We only hear directly what the stationmaster's side of the father-daughter relationship is like but can infer from his comments what her perspective is. The stationmaster declares Dunia did all the household work: "The whole household rested on her: be it cleaning or cooking, she'd see to it all." He also declares that all manner of travelers were delighted with Dunia, conversing with her, giving her gifts, lingering under some pretext of an excuse or other to visit with her longer. What we infer from this is that she was a productive, cheerful, happy, peaceful, winsome and charming young woman.
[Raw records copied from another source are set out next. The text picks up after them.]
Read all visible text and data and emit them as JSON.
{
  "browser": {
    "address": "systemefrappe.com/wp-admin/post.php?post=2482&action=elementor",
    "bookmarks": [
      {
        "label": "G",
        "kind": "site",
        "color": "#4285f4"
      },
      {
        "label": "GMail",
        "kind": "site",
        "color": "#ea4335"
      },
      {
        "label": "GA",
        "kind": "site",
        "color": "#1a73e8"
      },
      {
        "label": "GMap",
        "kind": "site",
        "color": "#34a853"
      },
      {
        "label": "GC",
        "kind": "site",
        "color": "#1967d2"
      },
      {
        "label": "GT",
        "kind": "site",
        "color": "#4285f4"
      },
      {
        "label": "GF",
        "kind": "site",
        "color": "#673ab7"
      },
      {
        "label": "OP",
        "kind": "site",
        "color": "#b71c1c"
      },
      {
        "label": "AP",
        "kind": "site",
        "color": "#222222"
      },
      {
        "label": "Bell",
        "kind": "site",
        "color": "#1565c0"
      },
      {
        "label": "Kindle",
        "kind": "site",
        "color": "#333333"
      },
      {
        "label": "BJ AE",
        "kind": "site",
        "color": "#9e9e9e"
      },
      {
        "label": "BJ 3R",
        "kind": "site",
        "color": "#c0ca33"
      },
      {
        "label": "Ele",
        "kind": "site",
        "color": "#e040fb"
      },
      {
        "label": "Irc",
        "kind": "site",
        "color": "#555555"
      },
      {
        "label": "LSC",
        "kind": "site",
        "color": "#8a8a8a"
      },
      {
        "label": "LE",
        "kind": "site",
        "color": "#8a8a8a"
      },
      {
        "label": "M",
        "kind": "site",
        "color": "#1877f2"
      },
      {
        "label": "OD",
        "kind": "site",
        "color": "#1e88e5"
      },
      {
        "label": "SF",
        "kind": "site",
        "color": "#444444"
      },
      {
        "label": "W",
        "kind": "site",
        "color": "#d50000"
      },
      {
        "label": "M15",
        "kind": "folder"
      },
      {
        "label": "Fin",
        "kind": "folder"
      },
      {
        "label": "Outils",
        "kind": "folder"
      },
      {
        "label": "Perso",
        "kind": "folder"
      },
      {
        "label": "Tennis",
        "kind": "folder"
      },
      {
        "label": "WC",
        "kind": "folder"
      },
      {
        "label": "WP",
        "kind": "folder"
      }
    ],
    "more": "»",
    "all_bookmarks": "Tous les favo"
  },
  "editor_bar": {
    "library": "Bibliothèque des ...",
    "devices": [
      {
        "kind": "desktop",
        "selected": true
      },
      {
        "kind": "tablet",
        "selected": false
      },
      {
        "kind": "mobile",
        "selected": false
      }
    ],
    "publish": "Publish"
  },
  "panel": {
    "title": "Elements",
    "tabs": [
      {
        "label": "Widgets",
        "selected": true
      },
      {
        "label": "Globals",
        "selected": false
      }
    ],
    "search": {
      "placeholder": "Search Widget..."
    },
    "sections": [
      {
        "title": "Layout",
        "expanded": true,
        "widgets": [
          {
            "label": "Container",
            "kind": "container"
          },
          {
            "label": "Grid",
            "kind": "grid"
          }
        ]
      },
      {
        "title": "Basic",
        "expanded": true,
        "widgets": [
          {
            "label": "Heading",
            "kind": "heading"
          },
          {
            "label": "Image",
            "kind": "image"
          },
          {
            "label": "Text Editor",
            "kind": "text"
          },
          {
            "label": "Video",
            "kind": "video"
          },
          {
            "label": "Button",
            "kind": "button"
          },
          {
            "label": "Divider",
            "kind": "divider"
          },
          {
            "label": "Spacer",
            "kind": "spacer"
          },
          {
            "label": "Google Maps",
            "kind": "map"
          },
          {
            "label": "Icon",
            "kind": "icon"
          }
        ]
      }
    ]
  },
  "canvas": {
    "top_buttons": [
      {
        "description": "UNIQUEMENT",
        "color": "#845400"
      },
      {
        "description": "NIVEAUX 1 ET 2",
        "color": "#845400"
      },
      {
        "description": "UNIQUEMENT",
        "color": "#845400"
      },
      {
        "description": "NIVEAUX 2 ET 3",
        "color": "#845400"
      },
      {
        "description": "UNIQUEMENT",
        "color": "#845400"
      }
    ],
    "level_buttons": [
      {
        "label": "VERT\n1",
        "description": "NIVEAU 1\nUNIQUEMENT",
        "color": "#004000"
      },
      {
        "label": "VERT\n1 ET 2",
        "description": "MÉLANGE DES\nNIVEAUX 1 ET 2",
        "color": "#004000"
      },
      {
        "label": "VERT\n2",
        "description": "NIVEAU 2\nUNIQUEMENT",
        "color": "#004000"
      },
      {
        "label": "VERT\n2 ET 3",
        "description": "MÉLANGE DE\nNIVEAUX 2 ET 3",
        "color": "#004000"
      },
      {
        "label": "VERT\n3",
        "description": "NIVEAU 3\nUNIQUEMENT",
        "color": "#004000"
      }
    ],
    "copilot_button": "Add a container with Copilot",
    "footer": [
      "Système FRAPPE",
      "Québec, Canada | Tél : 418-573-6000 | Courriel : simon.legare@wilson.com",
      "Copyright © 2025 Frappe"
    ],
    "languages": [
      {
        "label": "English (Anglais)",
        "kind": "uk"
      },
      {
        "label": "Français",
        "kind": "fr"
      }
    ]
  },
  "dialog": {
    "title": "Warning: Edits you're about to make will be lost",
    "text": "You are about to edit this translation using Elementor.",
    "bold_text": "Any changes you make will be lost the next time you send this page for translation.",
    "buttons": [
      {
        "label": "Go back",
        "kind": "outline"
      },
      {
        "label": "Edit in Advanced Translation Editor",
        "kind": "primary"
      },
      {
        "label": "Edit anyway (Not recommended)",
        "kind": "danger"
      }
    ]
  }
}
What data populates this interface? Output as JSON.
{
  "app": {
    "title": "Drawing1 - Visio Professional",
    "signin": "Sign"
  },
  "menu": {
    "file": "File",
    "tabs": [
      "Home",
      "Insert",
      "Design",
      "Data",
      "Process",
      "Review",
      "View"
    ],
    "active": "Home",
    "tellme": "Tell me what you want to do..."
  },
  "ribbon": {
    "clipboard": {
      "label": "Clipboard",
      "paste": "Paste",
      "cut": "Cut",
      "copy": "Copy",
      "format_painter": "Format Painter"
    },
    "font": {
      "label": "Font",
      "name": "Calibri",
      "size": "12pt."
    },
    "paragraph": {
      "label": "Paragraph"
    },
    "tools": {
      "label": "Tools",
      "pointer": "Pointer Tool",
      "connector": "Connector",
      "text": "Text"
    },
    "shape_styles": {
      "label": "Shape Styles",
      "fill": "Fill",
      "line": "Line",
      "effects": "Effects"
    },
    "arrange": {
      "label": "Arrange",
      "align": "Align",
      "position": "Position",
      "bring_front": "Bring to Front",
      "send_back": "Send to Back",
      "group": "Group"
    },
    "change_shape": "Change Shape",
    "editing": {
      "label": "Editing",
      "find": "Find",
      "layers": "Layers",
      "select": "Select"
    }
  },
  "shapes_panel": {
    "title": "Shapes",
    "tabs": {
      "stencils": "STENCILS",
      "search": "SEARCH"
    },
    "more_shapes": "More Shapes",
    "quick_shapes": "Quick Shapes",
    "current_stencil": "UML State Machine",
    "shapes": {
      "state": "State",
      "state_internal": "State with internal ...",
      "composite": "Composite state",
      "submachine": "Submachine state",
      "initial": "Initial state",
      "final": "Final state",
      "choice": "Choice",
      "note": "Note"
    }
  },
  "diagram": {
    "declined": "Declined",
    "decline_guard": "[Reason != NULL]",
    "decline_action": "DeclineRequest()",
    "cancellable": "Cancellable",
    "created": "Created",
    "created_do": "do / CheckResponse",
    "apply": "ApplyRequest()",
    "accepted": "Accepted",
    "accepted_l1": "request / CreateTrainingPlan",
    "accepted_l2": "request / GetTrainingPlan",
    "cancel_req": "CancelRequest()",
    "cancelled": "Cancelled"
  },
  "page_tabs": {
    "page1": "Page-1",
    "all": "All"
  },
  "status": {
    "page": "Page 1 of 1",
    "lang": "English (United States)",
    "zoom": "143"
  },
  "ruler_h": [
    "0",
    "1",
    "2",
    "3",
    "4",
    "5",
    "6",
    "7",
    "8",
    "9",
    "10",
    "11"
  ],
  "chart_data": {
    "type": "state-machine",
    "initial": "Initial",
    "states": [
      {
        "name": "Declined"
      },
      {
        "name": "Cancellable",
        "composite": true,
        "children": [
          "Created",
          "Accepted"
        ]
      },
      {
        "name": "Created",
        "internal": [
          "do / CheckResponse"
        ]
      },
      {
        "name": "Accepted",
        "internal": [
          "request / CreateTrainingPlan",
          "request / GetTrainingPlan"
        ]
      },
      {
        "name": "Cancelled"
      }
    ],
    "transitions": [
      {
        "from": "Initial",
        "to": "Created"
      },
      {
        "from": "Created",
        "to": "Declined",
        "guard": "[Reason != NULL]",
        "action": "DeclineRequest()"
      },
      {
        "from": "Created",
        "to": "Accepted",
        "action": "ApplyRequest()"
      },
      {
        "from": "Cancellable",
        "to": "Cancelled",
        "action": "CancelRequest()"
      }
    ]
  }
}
She was not hardened by unhappiness or mistreatment and everyone recognized her pleasing and soothing, unmarred, personality. From this, we can infer that she felt as loving and warm and tender toward her father as he felt toward her:
I ... just doted on her, just did not know how to treasure her enough; who'd dare say I didn't love my Dunia, didn't cherish my child? Who had a good life if she didn't?
Knowing this explains why she left with tears and sorrow: "Dunia had wept during the whole journey." A young, inexperienced and warmhearted girl who has never met with anything but admiration and sincerity, foolishly fell in love with the Hussar (i.e., soldier in Hussars regiment). She has been seduced by him and coerced into accompanying him to St. Petersburg. Rather than act honorably and ask the stationmaster for Dunis'a hand in marriage, the Hussar has chosen to abduct her. Though, in her unaccustomed state of mind, "it did seem that she was going of her own free will." Dunia wept at leaving because she loves her father, will miss him, regrets deceiving him, and regrets not giving him a proper, loving last farewell, even though she may long for the pleasures of society the Hussar enticed her with.